Task prompt = Show all lines of the entries in which the word "ahci" is found.

Dataset records =

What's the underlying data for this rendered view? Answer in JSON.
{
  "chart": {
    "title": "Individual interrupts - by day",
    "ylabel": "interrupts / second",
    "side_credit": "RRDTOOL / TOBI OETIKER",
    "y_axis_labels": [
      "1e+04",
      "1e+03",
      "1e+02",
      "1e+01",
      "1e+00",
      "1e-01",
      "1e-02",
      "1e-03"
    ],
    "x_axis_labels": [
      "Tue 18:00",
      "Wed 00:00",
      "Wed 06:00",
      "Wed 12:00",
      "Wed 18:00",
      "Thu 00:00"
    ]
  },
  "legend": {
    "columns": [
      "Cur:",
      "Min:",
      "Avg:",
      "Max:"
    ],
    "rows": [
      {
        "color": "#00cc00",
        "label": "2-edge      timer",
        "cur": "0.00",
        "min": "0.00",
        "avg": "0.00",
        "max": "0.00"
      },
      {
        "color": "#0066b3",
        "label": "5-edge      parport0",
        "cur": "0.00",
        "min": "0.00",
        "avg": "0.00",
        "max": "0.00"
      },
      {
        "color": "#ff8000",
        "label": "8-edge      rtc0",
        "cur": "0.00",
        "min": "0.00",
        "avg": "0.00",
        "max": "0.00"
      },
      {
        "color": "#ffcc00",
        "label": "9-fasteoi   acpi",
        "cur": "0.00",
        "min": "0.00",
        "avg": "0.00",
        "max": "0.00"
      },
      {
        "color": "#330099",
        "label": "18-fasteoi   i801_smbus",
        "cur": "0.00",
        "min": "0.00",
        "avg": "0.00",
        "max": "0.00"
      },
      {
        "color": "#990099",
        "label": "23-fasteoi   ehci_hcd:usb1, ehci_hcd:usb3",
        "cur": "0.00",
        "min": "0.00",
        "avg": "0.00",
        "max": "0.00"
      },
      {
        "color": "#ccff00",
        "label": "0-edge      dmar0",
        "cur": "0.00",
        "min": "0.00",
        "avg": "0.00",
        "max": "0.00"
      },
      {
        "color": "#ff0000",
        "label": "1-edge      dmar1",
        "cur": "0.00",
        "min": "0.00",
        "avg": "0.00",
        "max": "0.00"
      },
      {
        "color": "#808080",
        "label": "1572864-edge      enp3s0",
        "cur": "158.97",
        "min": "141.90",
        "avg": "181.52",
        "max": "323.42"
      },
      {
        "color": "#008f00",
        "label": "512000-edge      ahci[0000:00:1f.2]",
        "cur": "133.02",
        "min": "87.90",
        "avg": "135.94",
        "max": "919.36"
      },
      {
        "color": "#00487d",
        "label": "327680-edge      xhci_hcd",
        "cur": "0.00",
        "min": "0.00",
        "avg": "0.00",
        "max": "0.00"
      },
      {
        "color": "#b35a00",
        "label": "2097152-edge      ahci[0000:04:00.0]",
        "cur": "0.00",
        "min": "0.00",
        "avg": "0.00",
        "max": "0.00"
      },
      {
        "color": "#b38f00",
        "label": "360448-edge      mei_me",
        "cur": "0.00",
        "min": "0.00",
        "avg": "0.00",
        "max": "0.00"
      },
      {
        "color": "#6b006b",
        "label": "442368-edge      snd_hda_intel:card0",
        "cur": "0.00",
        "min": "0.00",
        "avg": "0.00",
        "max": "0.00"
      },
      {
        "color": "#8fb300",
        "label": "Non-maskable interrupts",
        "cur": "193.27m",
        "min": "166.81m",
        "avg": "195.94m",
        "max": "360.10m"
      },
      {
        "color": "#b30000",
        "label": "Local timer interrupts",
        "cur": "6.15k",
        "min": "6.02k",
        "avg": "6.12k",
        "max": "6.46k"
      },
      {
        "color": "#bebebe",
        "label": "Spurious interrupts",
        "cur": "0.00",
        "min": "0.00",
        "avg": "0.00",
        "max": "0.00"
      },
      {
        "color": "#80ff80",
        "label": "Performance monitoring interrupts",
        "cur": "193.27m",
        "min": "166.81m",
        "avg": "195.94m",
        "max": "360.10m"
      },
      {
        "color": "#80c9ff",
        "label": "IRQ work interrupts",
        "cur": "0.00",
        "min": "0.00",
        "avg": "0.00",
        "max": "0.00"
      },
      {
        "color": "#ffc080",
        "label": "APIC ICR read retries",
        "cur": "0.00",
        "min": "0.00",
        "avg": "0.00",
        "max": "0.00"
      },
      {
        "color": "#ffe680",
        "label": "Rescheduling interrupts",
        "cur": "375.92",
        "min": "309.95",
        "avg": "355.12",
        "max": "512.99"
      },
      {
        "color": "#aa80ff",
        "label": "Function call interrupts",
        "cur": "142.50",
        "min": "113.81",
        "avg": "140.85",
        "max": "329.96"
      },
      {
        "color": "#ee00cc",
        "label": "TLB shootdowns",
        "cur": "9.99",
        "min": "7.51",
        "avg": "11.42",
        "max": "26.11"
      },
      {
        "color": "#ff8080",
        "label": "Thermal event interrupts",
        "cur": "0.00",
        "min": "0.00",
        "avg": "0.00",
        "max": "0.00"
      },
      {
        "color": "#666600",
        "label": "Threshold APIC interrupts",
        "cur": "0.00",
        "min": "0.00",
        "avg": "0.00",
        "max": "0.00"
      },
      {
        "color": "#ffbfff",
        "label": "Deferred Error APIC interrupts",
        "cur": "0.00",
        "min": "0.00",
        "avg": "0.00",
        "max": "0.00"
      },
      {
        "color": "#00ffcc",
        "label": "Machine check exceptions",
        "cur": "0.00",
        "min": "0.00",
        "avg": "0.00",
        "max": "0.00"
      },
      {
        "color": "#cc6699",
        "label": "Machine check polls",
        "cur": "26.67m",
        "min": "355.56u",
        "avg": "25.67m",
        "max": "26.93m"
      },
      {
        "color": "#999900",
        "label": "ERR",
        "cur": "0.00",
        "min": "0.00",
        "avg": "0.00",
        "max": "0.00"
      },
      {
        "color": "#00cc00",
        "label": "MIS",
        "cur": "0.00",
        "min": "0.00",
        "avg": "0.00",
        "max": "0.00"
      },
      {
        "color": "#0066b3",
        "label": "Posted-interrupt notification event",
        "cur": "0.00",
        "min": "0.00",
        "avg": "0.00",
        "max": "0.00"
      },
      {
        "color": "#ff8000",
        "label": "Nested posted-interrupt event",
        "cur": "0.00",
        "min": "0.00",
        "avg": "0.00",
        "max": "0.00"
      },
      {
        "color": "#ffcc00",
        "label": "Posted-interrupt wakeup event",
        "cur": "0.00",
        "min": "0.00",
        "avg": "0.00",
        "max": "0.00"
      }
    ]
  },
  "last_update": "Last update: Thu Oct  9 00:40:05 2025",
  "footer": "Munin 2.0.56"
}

Solution for this exercise =
        "label": "512000-edge      ahci[0000:00:1f.2]",
        "label": "2097152-edge      ahci[0000:04:00.0]",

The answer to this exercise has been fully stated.